Cerium: What do catalytic converters, stained glass and third-degree burns have in common?

Fine well-defined blades of Allanite set among superb Smokey Quartz crystals. Locality: Smoky Bear, White Mountain Wilderness, New Mexico, USA.
Image: Rob Lavinsky/irocks (Creative Commons Attribution-Share Alike 3.0 Unported license.)

April 13, 2012 (Source: The Guardian) — This week’s element is cerium, which has the symbol Ce and the atomic number 58. Like its prototype, lanthanum, cerium is a rare earth element, although it is not very rare at all, also similar to lanthanum. In fact, cerium is the most abundant of the rare earth elements, making up about 0.0046% of the Earth’s crust by weight.

As you can see from the featured image above, instead of showing you yet another picture of a soft, lustrous silvery-grey metal that is ductile, I am showing you one of the minerals that contains cerium. This mineral is allanite. In this image, allanite is the lustrous grey crystals embedded in the smoky quartz crystals.

Cerium gets its name from the asteroid, ceres, which had been discovered two years prior to this element’s discovery. The asteroid got its name from the Greek god of agriculture, Ceres. (No, don’t ask me what an asteroid far distant from Earth has in common with agriculture, nor do I know what this element has in common with an asteroid. I was hoping you’d tell me!)

Cerium is a strong reducing agent and ignites spontaneously in air between 65 and 80 °C, and so it was difficult to isolate and purify. Although first found in a reddish-brown mineral in 1751 by Swedish chemist Axel Cromstedt, it was assumed to be a strangely heavy lump of tungsten. Many attempts were made to isolate all the elements from this mineral, but no one managed to do it using then-conventional methods. This led chemists to conclude that cerium was new to science. Finally, more than one hundred years later, two American chemists isolated a pure sample of cerium by passing an electric current through molten cerium chloride.

Cerium is extraordinarily useful. For example, cerium(III) oxide is used in catalytic converters to reduce CO emissions, especially from diesel engines, and it is also used in self cleaning ovens. Cerium(III) oxide is also used to make colourless glass that is extremely efficient at absorbing ultraviolet light.

Unlike the white or colourless cerium(III) salts, cerium(IV) salts are orangeish-red or a lovely bright yellow colour [cerium(IV) sulfate pictured, right (creative commons)]. When combined with titanium (IV) oxide, cerium(IV) oxide “stains” glass yellow.

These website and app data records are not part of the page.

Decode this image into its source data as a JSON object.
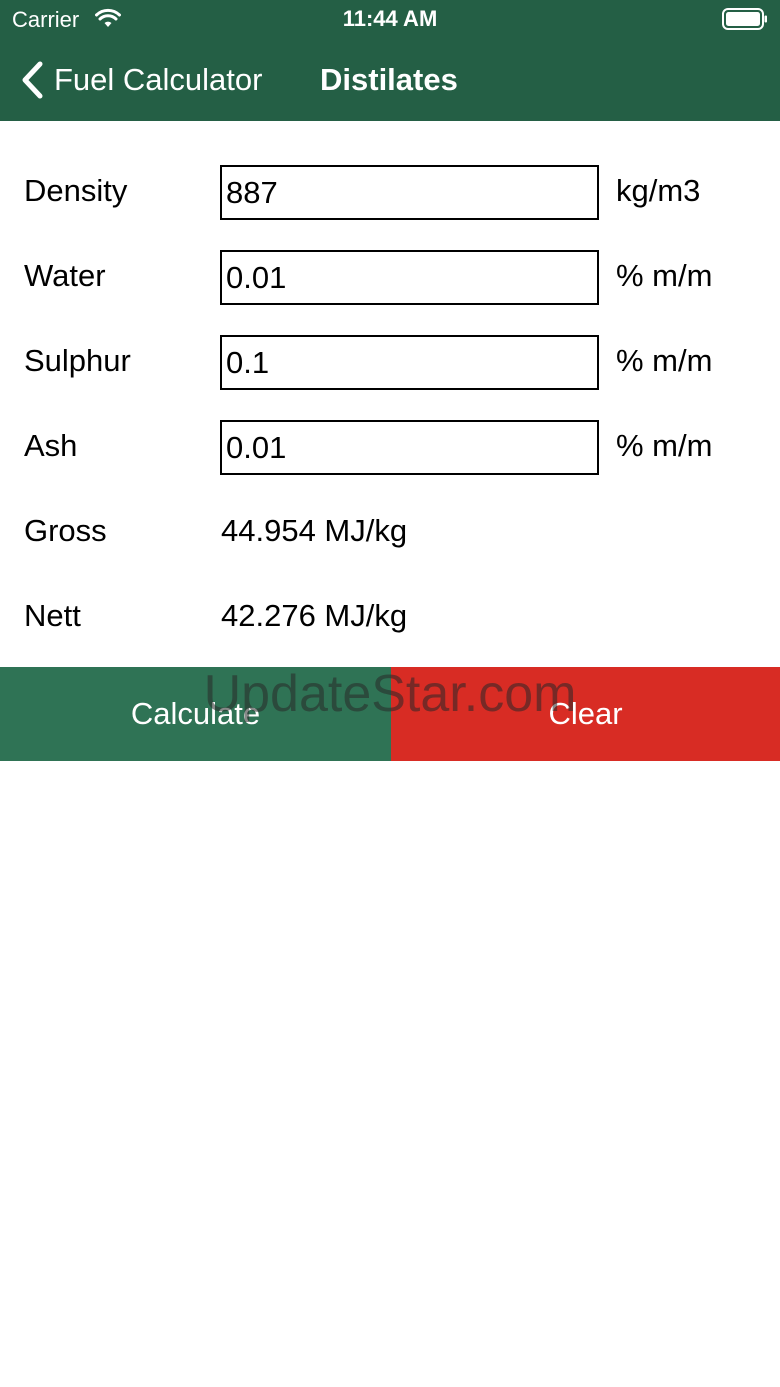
{
  "status_bar": {
    "carrier": "Carrier",
    "time": "11:44 AM"
  },
  "nav": {
    "back_label": "Fuel Calculator",
    "title": "Distilates"
  },
  "form": {
    "density": {
      "label": "Density",
      "value": "887",
      "unit": "kg/m3"
    },
    "water": {
      "label": "Water",
      "value": "0.01",
      "unit": "% m/m"
    },
    "sulphur": {
      "label": "Sulphur",
      "value": "0.1",
      "unit": "% m/m"
    },
    "ash": {
      "label": "Ash",
      "value": "0.01",
      "unit": "% m/m"
    }
  },
  "results": {
    "gross": {
      "label": "Gross",
      "value": "44.954 MJ/kg"
    },
    "nett": {
      "label": "Nett",
      "value": "42.276 MJ/kg"
    }
  },
  "buttons": {
    "calculate_label": "Calculate",
    "clear_label": "Clear"
  },
  "watermark": "UpdateStar.com",
  "colors": {
    "header": "#245f45",
    "calculate": "#2f7355",
    "clear": "#d82c24"
  },
  "icons": [
    "wifi-icon",
    "battery-icon",
    "back-chevron-icon"
  ]
}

Cerium(IV) oxide has a high refractive index and is added to enamel to make it more opaque.

Cerium is also used to increase the photostability of pigments and to prevent clear polymers from darkening in sunlight. Several especially familiar uses for cerium is in TV screens and fluorescent lamps.

Since I am a biologist, I get to tell you a little about this element’s effects upon living things. Cerium is not considered to be particularly toxic to living creatures, depending upon how you define toxicity. However, I did find something indicating that large doses of injected cerium does cause animals to die from heart attacks, although “large doses” and the form of the injected cerium (for example, was it a salt?) are not defined.

The medical establishment flirted with a variety of cerium-containing medications ever since the element was discovered, using it with some success to treat a number of gastrointestinal ailments, particularly vomiting, stomach pains and diarrhea. Perhaps inspired by American actress, playright and sex symbol, Mae West — who once famously said; “If a little is great, and a lot is better, then way too much is just about right!” — doctors and their patients tested this idea, and discovered that ingesting very high doses of cerium-containing medicines often caused the very symptoms they were intended to treat.

So predictably, the medical use of cerium stopped. However it was recently found that a weak solution of cerium nitrate works as a powerful antiseptic against gram-negative bacteria in wounds resulting from third degree burns [PMID: 135364]. So effective is it that cerium nitrate is now part of standard burn management practice.

Here’s our favourite chemistry professor telling us more about cerium: